It’s that time of year when rumors fly and teams scramble to determine where they stand. The trade deadline is only four days away, and still more than half of the clubs in MLB have to decide whether they are buying, selling, or standing pat. The Yankees find themselves in this purgatorial predicament as they continue to sleepwalk through the season, unsure if they are legitimate playoff contenders. If they are serious about making a push for that final Wild Card spot, they will need to make additions, and the starting rotation could use a lift.
I say this, yet dating back to Jameson Taillon’s July 6th start against the Mariners, the Yankees’ starting staff has sneakily been one of the best rotations in baseball. They ranked second in ERA (2.22) and strikeout rate (26.5 percent), third in fWAR (1.8) and fourth in FIP (3.67). Unfortunately, many of those efforts have been squandered by a now-floundering bullpen, but the fact the starters have found their footing bodes well as the team enters the back stretch. Still, this newfound stability in the rotation should not preclude the Yankees from pursuing reinforcements before the trade deadline, considering the all-of-a-sudden productive trio of Taillon, Jordan Montgomery, and Domingo Germán can just as quickly fall off the table.
Scouring the league, there are few starters more likely to be on the market than Kyle Gibson. The 33-year-old righty has rejuvenated his career after being arguably the worst qualified starter in the league last year, and has finally rewarded the Rangers’ faith in him after they signed him to a three-year, $28 million deal prior to last season. It has been quite the turnaround, with the veteran righty taking top-billing in the Texas rotation with his 6-3 record, 2.86 ERA, 3.75 FIP, and 94 strikeouts in 113 innings.
Gibson is a groundball artist, pure and simple. He doesn’t miss bats, won’t strike you out, and issues his fair share of free passes. However, his 50.8 percent groundball rate is seventh in MLB. Gibson is elite at missing the barrel, sitting in the 94th percentile in barrel rate allowed. He even earned himself an All-Star nod this year for the first time in his career.

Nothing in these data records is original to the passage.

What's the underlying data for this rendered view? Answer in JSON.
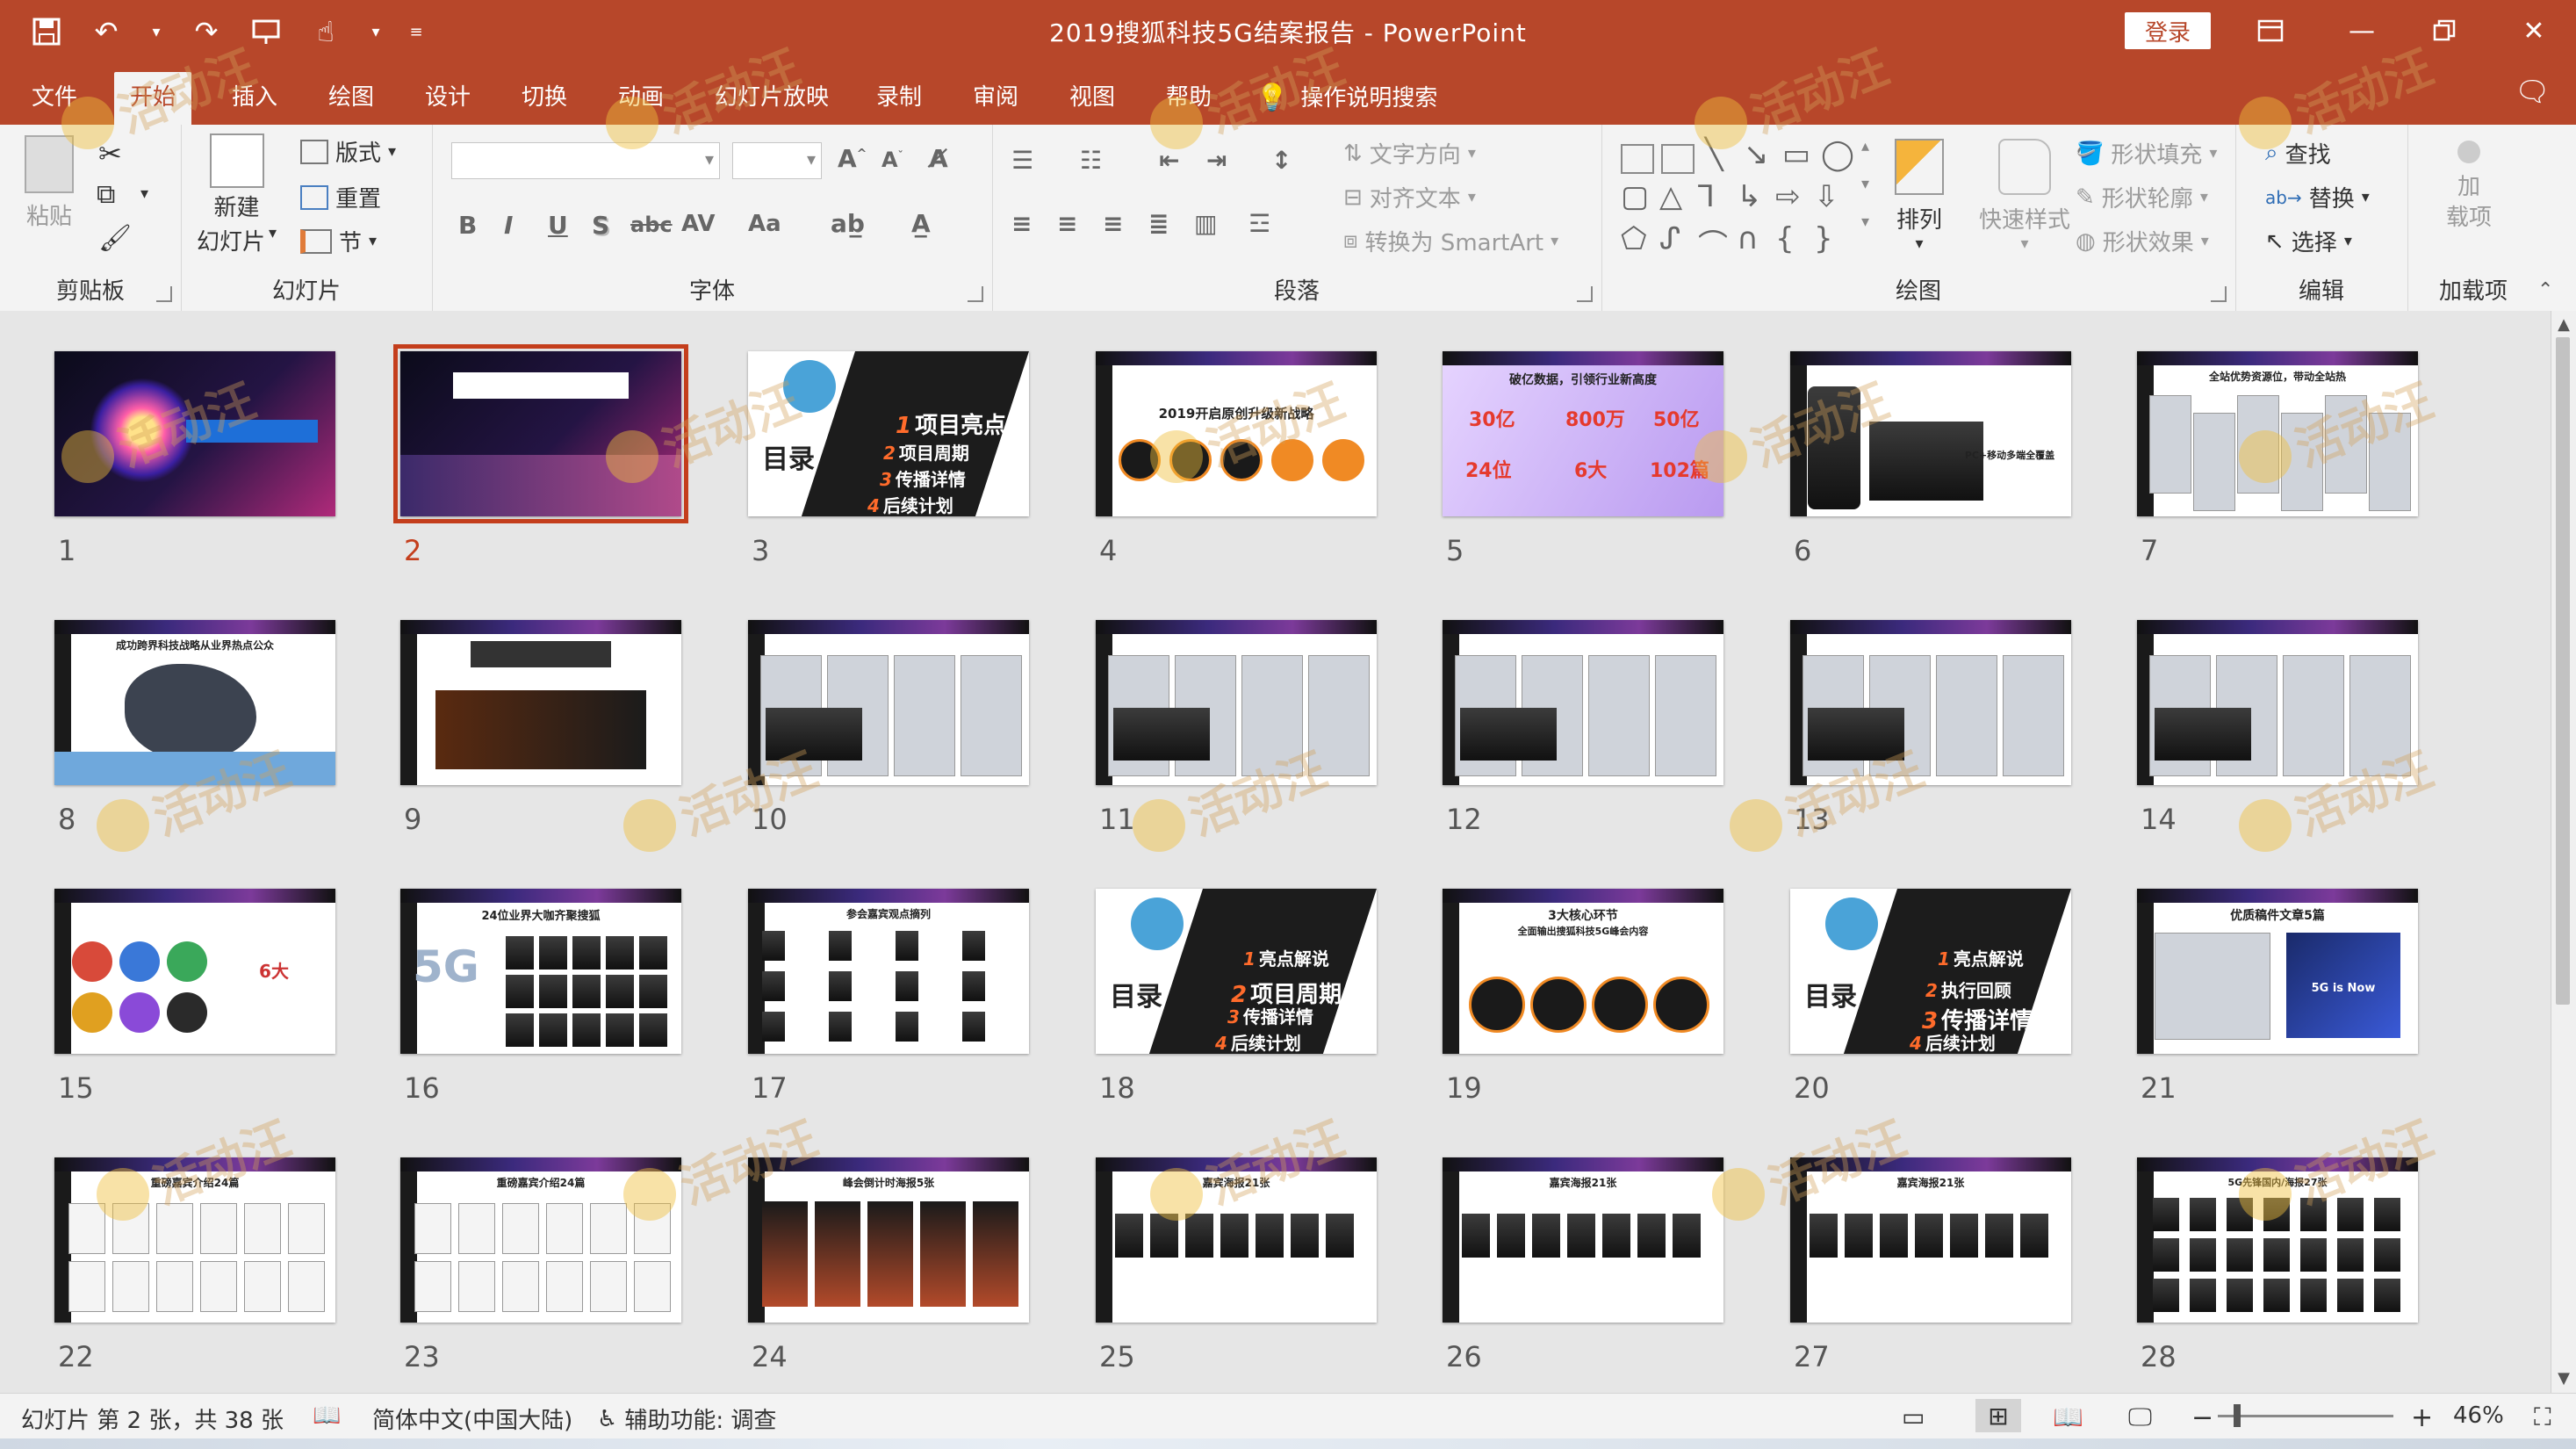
{
  "window": {
    "title": "2019搜狐科技5G结案报告 - PowerPoint",
    "login_label": "登录"
  },
  "quick_access": {
    "icons": [
      "save-icon",
      "undo-icon",
      "redo-icon",
      "present-icon",
      "touch-mode-icon",
      "customize-icon"
    ]
  },
  "tabs": [
    "文件",
    "开始",
    "插入",
    "绘图",
    "设计",
    "切换",
    "动画",
    "幻灯片放映",
    "录制",
    "审阅",
    "视图",
    "帮助"
  ],
  "active_tab": "开始",
  "tell_me": "操作说明搜索",
  "ribbon": {
    "clipboard": {
      "label": "剪贴板",
      "paste": "粘贴"
    },
    "slides": {
      "label": "幻灯片",
      "new_slide_1": "新建",
      "new_slide_2": "幻灯片",
      "layout": "版式",
      "reset": "重置",
      "section": "节"
    },
    "font": {
      "label": "字体",
      "bold": "B",
      "italic": "I",
      "underline": "U",
      "shadow": "S",
      "strike": "abc",
      "spacing": "AV",
      "case": "Aa"
    },
    "paragraph": {
      "label": "段落",
      "text_direction": "文字方向",
      "align_text": "对齐文本",
      "smartart": "转换为 SmartArt"
    },
    "drawing": {
      "label": "绘图",
      "arrange": "排列",
      "quick_styles": "快速样式",
      "shape_fill": "形状填充",
      "shape_outline": "形状轮廓",
      "shape_effects": "形状效果"
    },
    "editing": {
      "label": "编辑",
      "find": "查找",
      "replace": "替换",
      "select": "选择"
    },
    "addins": {
      "label": "加载项",
      "addins_1": "加",
      "addins_2": "载项"
    }
  },
  "slides": [
    {
      "num": "1",
      "style": "dark"
    },
    {
      "num": "2",
      "style": "dark",
      "selected": true
    },
    {
      "num": "3",
      "style": "toc"
    },
    {
      "num": "4",
      "style": "tech"
    },
    {
      "num": "5",
      "style": "purple"
    },
    {
      "num": "6",
      "style": "tech"
    },
    {
      "num": "7",
      "style": "tech"
    },
    {
      "num": "8",
      "style": "tech"
    },
    {
      "num": "9",
      "style": "tech"
    },
    {
      "num": "10",
      "style": "tech"
    },
    {
      "num": "11",
      "style": "tech"
    },
    {
      "num": "12",
      "style": "tech"
    },
    {
      "num": "13",
      "style": "tech"
    },
    {
      "num": "14",
      "style": "tech"
    },
    {
      "num": "15",
      "style": "tech"
    },
    {
      "num": "16",
      "style": "tech"
    },
    {
      "num": "17",
      "style": "tech"
    },
    {
      "num": "18",
      "style": "toc"
    },
    {
      "num": "19",
      "style": "tech"
    },
    {
      "num": "20",
      "style": "toc"
    },
    {
      "num": "21",
      "style": "tech"
    },
    {
      "num": "22",
      "style": "tech"
    },
    {
      "num": "23",
      "style": "tech"
    },
    {
      "num": "24",
      "style": "tech"
    },
    {
      "num": "25",
      "style": "tech"
    },
    {
      "num": "26",
      "style": "tech"
    },
    {
      "num": "27",
      "style": "tech"
    },
    {
      "num": "28",
      "style": "tech"
    }
  ],
  "slide_text": {
    "s3_head": "目录",
    "s3_items": [
      "项目亮点",
      "项目周期",
      "传播详情",
      "后续计划"
    ],
    "s4_title": "2019开启原创升级新战略",
    "s5_title": "破亿数据，引领行业新高度",
    "s5_stats": [
      "30亿",
      "800万",
      "50亿",
      "24位",
      "6大",
      "102篇"
    ],
    "s6_caption": "PC+移动多端全覆盖",
    "s7_title": "全站优势资源位，带动全站热",
    "s8_title": "成功跨界科技战略从业界热点公众",
    "s16_title": "24位业界大咖齐聚搜狐",
    "s16_big": "5G",
    "s17_title": "参会嘉宾观点摘列",
    "s18_head": "目录",
    "s18_items": [
      "亮点解说",
      "项目周期",
      "传播详情",
      "后续计划"
    ],
    "s19_title": "3大核心环节",
    "s19_subtitle": "全面输出搜狐科技5G峰会内容",
    "s20_head": "目录",
    "s20_items": [
      "亮点解说",
      "执行回顾",
      "传播详情",
      "后续计划"
    ],
    "s21_title": "优质稿件文章5篇",
    "s21_screen": "5G is Now",
    "s22_title": "重磅嘉宾介绍24篇",
    "s23_title": "重磅嘉宾介绍24篇",
    "s24_title": "峰会倒计时海报5张",
    "s25_title": "嘉宾海报21张",
    "s26_title": "嘉宾海报21张",
    "s27_title": "嘉宾海报21张",
    "s28_title": "5G先锋国内/海报27张",
    "s15_tag": "6大"
  },
  "watermark": "活动汪",
  "statusbar": {
    "slide_info": "幻灯片 第 2 张，共 38 张",
    "language": "简体中文(中国大陆)",
    "accessibility": "辅助功能: 调查",
    "zoom": "46%",
    "zoom_level_percent": 46
  },
  "colors": {
    "accent": "#b7472a",
    "selection": "#c43e1c"
  }
}
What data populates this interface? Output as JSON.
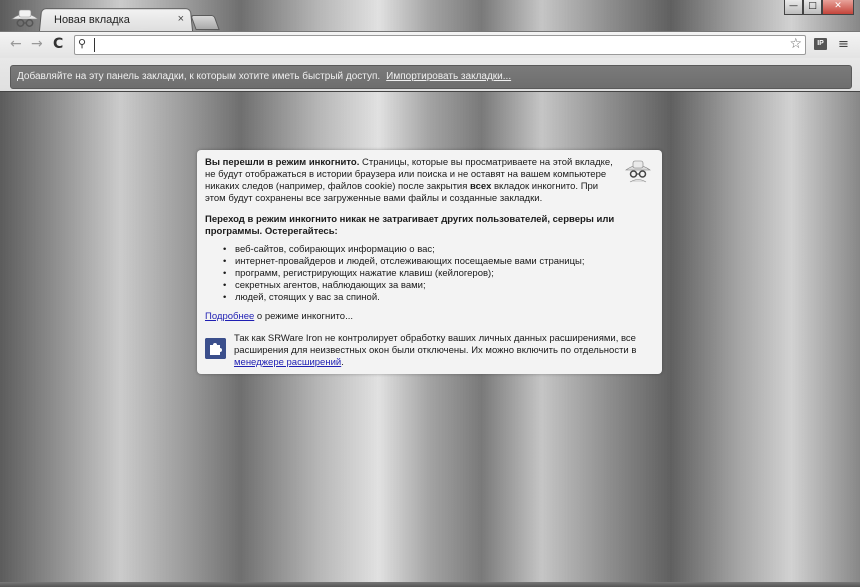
{
  "window": {
    "tab_title": "Новая вкладка",
    "tab_close": "×",
    "controls": {
      "minimize": "—",
      "maximize": "□",
      "close": "✕"
    }
  },
  "toolbar": {
    "back_icon": "←",
    "forward_icon": "→",
    "reload_icon": "C",
    "search_icon": "🔍",
    "address_value": "",
    "star_icon": "☆",
    "ip_button": "IP",
    "menu_icon": "≡"
  },
  "bookmarks_bar": {
    "message": "Добавляйте на эту панель закладки, к которым хотите иметь быстрый доступ.",
    "import_link": "Импортировать закладки..."
  },
  "incognito": {
    "intro_bold": "Вы перешли в режим инкогнито.",
    "intro_a": " Страницы, которые вы просматриваете на этой вкладке, не будут отображаться в истории браузера или поиска и не оставят на вашем компьютере никаких следов (например, файлов cookie) после закрытия ",
    "intro_all": "всех",
    "intro_b": " вкладок инкогнито. При этом будут сохранены все загруженные вами файлы и созданные закладки.",
    "warning": "Переход в режим инкогнито никак не затрагивает других пользователей, серверы или программы. Остерегайтесь:",
    "bullets": [
      "веб-сайтов, собирающих информацию о вас;",
      "интернет-провайдеров и людей, отслеживающих посещаемые вами страницы;",
      "программ, регистрирующих нажатие клавиш (кейлогеров);",
      "секретных агентов, наблюдающих за вами;",
      "людей, стоящих у вас за спиной."
    ],
    "more_link": "Подробнее",
    "more_suffix": " о режиме инкогнито...",
    "ext_text": "Так как SRWare Iron не контролирует обработку ваших личных данных расширениями, все расширения для неизвестных окон были отключены. Их можно включить по отдельности в ",
    "ext_link": "менеджере расширений",
    "ext_end": "."
  }
}
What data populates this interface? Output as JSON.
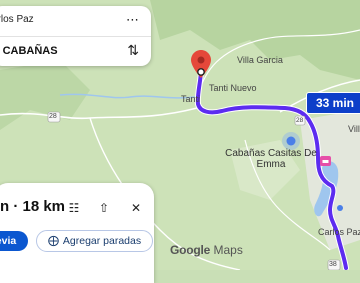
{
  "map": {
    "places": {
      "villa_garcia": "Villa Garcia",
      "tanti_nuevo": "Tanti Nuevo",
      "tanti": "Tanti",
      "cabanas_line1": "Cabañas Casitas De",
      "cabanas_line2": "Emma",
      "villa": "Villa",
      "carlos_paz": "Carlos Paz"
    },
    "route_shields": {
      "r28": "28",
      "r28_right": "28",
      "r38": "38"
    },
    "route_badge": "33 min",
    "route_color": "#5c2cf0",
    "attribution_brand": "Google",
    "attribution_product": "Maps"
  },
  "top_card": {
    "origin_label": "arlos Paz",
    "destination_label": "A CABAÑAS",
    "more_icon": "more-vert-icon",
    "swap_icon": "swap-vert-icon"
  },
  "bottom_card": {
    "eta_text": "n · 18 km",
    "preview_button": "evia",
    "add_stops_button": "Agregar paradas",
    "icons": [
      "tune-icon",
      "share-icon",
      "close-icon",
      "add-stop-icon"
    ]
  }
}
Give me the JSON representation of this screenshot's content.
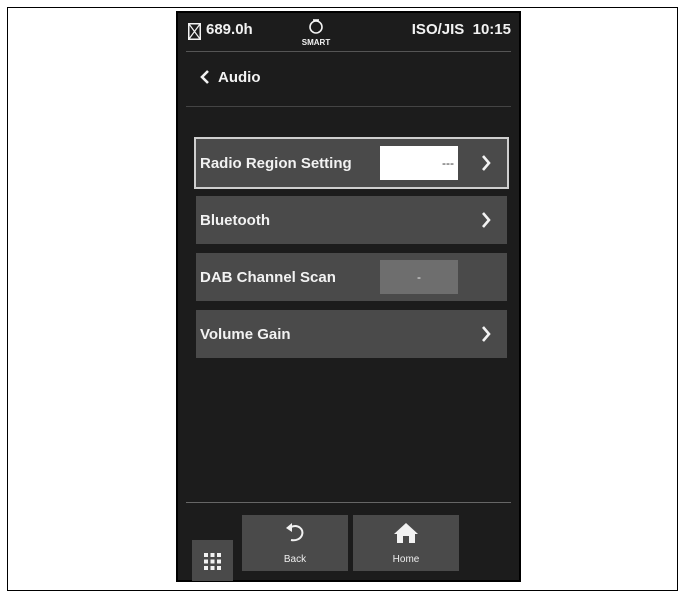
{
  "status": {
    "hours": "689.0h",
    "smart_label": "SMART",
    "standard_time": "ISO/JIS  10:15",
    "icons": [
      "hourglass-icon",
      "lightbulb-icon"
    ]
  },
  "header": {
    "title": "Audio",
    "back_icon": "chevron-left-icon"
  },
  "menu": {
    "items": [
      {
        "label": "Radio Region Setting",
        "value": "---",
        "chevron": true
      },
      {
        "label": "Bluetooth",
        "chevron": true
      },
      {
        "label": "DAB Channel Scan",
        "value": "-",
        "chevron": false
      },
      {
        "label": "Volume Gain",
        "chevron": true
      }
    ]
  },
  "footer": {
    "back_label": "Back",
    "home_label": "Home",
    "icons": [
      "undo-arrow-icon",
      "home-icon",
      "grid-icon"
    ]
  }
}
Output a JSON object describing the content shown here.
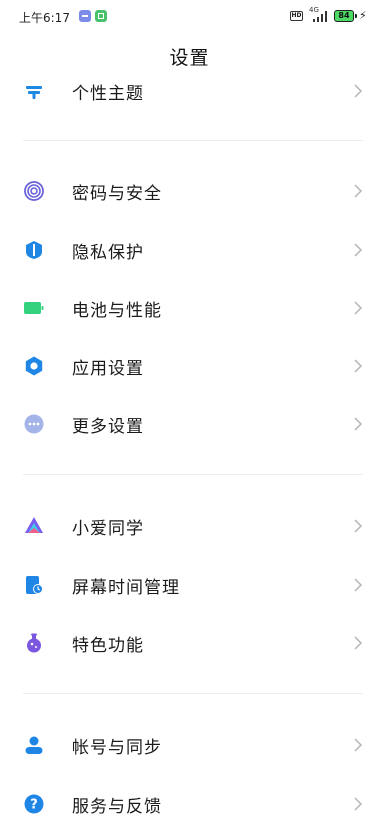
{
  "status_bar": {
    "time": "上午6:17",
    "hd": "HD",
    "network": "4G",
    "battery": "84"
  },
  "header": {
    "title": "设置"
  },
  "rows": [
    {
      "label": "个性主题",
      "icon": "theme-icon",
      "color": "#1e88e5"
    },
    {
      "label": "密码与安全",
      "icon": "fingerprint-icon",
      "color": "#6a63d8"
    },
    {
      "label": "隐私保护",
      "icon": "privacy-shield-icon",
      "color": "#1f86e6"
    },
    {
      "label": "电池与性能",
      "icon": "battery-icon",
      "color": "#34d27e"
    },
    {
      "label": "应用设置",
      "icon": "app-settings-gear-icon",
      "color": "#1f86e6"
    },
    {
      "label": "更多设置",
      "icon": "more-dots-icon",
      "color": "#a4b3e8"
    },
    {
      "label": "小爱同学",
      "icon": "xiaoai-icon",
      "color": "#7a5cf0"
    },
    {
      "label": "屏幕时间管理",
      "icon": "screen-time-icon",
      "color": "#1f86e6"
    },
    {
      "label": "特色功能",
      "icon": "special-features-flask-icon",
      "color": "#7b57e0"
    },
    {
      "label": "帐号与同步",
      "icon": "account-icon",
      "color": "#1f86e6"
    },
    {
      "label": "服务与反馈",
      "icon": "help-feedback-icon",
      "color": "#1f86e6"
    }
  ]
}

The conundrum for any acquiring team is to project which version of Gibson (2020 vs. 2021) is the real McCoy. The answer probably lies somewhere in the middle — no one expected him to be so poor last year, nor so effective this. The 26.7 percent home run per fly ball rate he carried in 2020 was unsustainably high and has since leveled off to 10.1 percent (which admittedly is due to regress upwards in the future). That said, he has been the recipient of some good luck this year, including the aforementioned HR/FB rate and a .267 BABIP that likely won’t remain that low forever.
The other two aspects of Gibson’s trade candidacy that make him such an appealing option are his availability and affordability. As Josh laid out at the beginning of the month, the Rangers have no illusions of contending and will certainly be selling at the deadline. Alongside Joey Gallo, Gibson is their most valuable trade asset, and would be a boost to any rotation from an innings-eating standpoint at the very least.
Now on to his cost. Gibson becomes a free agent after the 2022 season and therefore is not a pure rental. Demands seem to go up in orders of magnitude for each additional year of control; however, at Gibson’s age and with his run-of-the-mill stuff and spotty track record, I could envision him being one of the more affordable impact starters on the market. His CBT hit this year comes in a smidge over $9.3 million, which prorates to just under $3.5 million if acquired on Deadline Day.
If they Yankees are interested, they would either need Texas to eat some of the remaining salary or send back players to shed salary in order to remain below the first CBT threshold. Granted, Gibson is hardly the marquee Ranger who New York ought to be prioritizing. But if the Yankees are determined to make additions on the pitching side without yielding a significant prospect package, they could do a whole lot worse than Kyle Gibson.